## BRIEF
Pick out the lines below that contain the string "structured" and copy them all.
= = = = =
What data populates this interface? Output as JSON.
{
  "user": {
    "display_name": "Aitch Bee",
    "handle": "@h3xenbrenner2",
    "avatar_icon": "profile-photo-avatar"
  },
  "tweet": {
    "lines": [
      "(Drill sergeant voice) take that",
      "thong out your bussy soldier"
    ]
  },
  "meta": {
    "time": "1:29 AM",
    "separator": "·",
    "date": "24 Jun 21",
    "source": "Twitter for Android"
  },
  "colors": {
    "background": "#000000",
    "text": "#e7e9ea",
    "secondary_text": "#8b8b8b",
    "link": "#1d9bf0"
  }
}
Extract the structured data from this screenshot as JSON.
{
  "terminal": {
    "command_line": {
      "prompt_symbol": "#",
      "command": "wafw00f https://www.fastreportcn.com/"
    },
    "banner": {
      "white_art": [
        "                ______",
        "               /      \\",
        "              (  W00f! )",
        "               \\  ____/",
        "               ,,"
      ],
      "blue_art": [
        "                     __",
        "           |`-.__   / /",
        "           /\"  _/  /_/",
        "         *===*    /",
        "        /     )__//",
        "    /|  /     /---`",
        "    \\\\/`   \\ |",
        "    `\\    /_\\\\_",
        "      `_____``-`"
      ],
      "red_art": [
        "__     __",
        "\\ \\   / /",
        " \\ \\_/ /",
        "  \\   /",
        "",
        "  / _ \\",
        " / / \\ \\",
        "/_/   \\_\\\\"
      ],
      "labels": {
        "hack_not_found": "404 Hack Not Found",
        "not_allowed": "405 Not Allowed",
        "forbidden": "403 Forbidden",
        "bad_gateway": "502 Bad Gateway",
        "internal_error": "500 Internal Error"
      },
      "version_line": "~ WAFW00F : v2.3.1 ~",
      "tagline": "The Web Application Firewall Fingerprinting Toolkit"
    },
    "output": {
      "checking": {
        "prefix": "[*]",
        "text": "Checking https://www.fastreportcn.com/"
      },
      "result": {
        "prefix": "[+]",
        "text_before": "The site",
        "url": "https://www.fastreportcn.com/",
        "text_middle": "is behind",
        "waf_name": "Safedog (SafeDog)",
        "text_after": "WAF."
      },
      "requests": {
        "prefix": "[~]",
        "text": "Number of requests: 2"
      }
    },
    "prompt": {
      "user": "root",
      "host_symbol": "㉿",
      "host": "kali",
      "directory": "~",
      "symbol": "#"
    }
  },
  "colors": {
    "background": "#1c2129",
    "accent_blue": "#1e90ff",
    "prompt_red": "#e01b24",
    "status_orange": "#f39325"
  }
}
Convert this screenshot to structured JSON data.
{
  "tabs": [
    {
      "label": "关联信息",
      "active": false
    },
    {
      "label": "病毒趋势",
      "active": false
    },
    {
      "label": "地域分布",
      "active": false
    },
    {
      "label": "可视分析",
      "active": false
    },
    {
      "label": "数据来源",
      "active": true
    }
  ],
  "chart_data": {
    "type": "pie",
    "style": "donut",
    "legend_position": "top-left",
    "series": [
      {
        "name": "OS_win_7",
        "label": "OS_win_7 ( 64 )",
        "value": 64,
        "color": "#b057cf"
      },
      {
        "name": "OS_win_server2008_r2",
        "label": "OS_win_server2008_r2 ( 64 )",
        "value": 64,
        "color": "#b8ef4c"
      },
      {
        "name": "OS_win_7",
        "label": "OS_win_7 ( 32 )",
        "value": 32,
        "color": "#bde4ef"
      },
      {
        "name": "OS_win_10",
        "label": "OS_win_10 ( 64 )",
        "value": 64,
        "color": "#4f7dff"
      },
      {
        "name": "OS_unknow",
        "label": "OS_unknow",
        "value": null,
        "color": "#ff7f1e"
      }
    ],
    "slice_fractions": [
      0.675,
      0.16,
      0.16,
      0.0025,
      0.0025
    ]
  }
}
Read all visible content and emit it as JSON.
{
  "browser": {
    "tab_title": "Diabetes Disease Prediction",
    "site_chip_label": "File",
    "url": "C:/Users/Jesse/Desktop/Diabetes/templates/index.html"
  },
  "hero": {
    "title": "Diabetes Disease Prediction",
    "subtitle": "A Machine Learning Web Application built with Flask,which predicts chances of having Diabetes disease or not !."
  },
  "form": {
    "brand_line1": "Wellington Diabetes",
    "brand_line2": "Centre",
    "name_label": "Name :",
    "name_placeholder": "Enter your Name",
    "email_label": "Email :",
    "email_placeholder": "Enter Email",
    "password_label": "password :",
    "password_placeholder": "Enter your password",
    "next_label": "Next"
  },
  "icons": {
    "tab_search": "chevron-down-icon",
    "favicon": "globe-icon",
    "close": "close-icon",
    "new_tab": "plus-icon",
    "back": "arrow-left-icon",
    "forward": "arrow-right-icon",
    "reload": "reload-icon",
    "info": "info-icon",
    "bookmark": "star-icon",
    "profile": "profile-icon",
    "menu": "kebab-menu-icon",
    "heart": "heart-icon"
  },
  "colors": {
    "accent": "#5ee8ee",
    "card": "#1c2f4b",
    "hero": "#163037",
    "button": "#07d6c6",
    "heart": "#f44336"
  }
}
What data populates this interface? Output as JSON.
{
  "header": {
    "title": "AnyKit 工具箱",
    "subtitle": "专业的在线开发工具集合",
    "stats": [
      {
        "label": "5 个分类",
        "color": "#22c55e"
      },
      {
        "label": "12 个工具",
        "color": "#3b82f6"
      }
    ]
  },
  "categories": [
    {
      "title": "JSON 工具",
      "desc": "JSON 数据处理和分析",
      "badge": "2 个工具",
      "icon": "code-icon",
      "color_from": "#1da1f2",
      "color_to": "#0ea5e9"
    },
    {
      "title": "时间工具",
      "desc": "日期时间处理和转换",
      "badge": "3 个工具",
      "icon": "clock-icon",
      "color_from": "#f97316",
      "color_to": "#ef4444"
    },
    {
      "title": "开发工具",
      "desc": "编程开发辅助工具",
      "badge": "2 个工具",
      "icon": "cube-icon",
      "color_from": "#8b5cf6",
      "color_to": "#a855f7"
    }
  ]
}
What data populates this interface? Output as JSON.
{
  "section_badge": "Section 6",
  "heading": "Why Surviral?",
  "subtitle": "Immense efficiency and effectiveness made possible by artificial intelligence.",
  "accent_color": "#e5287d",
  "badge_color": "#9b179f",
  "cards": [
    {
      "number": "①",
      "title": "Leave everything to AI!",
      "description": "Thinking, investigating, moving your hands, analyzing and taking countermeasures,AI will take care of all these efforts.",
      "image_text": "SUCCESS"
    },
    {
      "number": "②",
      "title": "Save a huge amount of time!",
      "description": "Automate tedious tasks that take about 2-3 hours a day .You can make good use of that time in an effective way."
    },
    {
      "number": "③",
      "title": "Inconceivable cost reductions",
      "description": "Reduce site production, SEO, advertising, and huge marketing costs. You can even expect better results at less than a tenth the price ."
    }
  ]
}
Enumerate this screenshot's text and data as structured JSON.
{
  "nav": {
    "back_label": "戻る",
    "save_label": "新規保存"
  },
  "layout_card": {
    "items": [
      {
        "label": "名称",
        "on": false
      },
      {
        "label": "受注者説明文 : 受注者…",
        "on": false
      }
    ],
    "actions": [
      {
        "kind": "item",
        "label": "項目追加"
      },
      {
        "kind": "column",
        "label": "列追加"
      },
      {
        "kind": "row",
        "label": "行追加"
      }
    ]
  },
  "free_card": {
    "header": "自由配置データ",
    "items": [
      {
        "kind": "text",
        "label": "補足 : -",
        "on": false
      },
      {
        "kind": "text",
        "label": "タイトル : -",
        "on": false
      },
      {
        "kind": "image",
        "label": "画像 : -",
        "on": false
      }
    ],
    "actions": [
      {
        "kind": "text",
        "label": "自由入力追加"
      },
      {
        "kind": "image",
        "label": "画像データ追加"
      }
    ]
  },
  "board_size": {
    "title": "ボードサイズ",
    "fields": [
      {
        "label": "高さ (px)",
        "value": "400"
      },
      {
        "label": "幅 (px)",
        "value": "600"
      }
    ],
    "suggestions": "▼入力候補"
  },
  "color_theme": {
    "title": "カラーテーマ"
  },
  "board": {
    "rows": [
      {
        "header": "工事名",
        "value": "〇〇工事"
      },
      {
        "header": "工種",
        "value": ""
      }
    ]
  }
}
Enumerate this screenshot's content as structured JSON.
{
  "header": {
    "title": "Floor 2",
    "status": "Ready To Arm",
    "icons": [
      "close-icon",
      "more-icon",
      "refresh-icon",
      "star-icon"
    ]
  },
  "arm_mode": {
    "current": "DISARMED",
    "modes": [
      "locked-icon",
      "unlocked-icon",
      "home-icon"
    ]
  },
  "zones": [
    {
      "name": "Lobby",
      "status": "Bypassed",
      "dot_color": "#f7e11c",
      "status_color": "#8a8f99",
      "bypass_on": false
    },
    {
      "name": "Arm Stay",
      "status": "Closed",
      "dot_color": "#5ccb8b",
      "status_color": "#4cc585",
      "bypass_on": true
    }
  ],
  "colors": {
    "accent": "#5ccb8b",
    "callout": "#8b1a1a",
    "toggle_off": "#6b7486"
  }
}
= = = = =
## WRITTEN ANSWER
Extract the structured data from this screenshot as JSON.
Convert this screenshot to structured JSON data.
Enumerate this screenshot's text and data as structured JSON.
Enumerate this screenshot's content as structured JSON.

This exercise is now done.